The 3D-printing technology, or additive manufacturing as it is often called, has long made the step out of scientific research laboratories into industrial...

Im Focus: Mimicking nature's cellular architectures via 3-D printing

Research offers new level of control over the structure of 3-D printed materials

Nature does amazing things with limited design materials. Grass, for example, can support its own weight, resist strong wind loads, and recover after being...

Im Focus: Three Magnetic States for Each Hole

Nanometer-scale magnetic perforated grids could create new possibilities for computing. Together with international colleagues, scientists from the Helmholtz Zentrum Dresden-Rossendorf (HZDR) have shown how a cobalt grid can be reliably programmed at room temperature. In addition they discovered that for every hole ("antidot") three magnetic states can be configured. The results have been published in the journal "Scientific Reports".

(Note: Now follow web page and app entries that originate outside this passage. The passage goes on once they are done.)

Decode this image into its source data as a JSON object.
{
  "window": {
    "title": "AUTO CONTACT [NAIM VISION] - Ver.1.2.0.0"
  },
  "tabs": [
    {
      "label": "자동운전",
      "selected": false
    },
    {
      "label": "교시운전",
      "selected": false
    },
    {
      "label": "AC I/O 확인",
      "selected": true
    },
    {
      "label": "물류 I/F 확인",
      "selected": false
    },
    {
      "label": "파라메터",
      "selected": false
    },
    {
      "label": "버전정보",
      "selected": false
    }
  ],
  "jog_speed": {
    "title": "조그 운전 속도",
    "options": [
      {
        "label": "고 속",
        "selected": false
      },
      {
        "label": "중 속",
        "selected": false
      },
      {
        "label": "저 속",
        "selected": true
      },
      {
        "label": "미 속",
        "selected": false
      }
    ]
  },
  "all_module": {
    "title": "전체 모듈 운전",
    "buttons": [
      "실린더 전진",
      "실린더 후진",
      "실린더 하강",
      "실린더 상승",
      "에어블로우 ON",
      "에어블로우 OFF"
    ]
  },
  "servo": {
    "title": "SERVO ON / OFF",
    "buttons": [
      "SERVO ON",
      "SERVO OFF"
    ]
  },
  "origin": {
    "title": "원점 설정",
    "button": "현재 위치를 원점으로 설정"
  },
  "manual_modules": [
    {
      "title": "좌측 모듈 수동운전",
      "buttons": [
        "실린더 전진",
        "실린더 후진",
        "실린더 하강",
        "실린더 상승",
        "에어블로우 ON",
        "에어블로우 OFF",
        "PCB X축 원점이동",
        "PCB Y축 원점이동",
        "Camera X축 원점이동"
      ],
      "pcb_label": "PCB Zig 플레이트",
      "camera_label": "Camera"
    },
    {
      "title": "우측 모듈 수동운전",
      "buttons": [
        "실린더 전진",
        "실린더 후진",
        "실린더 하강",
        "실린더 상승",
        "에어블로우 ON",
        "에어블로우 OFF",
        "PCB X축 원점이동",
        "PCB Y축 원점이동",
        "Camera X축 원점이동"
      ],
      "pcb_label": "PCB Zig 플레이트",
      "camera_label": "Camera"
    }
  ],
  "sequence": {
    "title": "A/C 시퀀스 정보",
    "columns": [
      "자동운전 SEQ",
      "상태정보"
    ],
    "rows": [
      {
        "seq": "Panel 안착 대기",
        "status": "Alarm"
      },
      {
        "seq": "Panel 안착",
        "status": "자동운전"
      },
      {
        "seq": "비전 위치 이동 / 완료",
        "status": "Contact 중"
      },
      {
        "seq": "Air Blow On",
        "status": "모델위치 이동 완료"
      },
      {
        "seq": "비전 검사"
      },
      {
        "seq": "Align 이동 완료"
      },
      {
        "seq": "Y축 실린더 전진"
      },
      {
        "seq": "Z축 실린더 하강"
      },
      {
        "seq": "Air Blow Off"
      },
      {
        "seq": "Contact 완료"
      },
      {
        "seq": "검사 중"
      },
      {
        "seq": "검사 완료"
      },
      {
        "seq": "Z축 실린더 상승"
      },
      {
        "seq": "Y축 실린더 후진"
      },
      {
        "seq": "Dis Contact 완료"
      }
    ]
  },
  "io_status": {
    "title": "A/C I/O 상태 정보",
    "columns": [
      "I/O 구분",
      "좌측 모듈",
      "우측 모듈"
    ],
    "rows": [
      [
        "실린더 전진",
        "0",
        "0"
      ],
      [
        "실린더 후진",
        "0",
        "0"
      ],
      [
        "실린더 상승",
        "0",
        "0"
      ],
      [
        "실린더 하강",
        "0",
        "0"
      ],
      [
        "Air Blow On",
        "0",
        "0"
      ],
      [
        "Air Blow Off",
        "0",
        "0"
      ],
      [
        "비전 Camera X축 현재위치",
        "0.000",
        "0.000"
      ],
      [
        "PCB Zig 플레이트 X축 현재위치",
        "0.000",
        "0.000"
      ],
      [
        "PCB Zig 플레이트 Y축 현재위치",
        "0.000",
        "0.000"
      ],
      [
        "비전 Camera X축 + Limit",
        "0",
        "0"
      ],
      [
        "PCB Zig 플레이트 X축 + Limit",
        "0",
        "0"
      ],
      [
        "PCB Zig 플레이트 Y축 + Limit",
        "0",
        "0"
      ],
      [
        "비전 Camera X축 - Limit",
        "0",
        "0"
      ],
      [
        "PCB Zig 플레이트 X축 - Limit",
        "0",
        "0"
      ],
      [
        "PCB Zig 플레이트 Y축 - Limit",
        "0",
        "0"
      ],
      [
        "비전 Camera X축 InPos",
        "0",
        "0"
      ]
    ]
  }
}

Physicist Dr. Rantej Bali from the HZDR, together with scientists from Singapore and Australia, designed a special grid structure in a thin layer of cobalt in...

All Focus news of the innovation-report >>>

Anzeige

Anzeige

Event News

Booth and panel discussion – The Lindau Nobel Laureate Meetings at the AAAS 2017 Annual Meeting

13.02.2017 | Event News

Complex Loading versus Hidden Reserves

10.02.2017 | Event News

International Conference on Crystal Growth in Freiburg

09.02.2017 | Event News

 
Latest News

Switched-on DNA

20.02.2017 | Materials Sciences

Second cause of hidden hearing loss identified

20.02.2017 | Health and Medicine

Prospect for more effective treatment of nerve pain

20.02.2017 | Health and Medicine

VideoLinks
B2B-VideoLinks
More VideoLinks >>>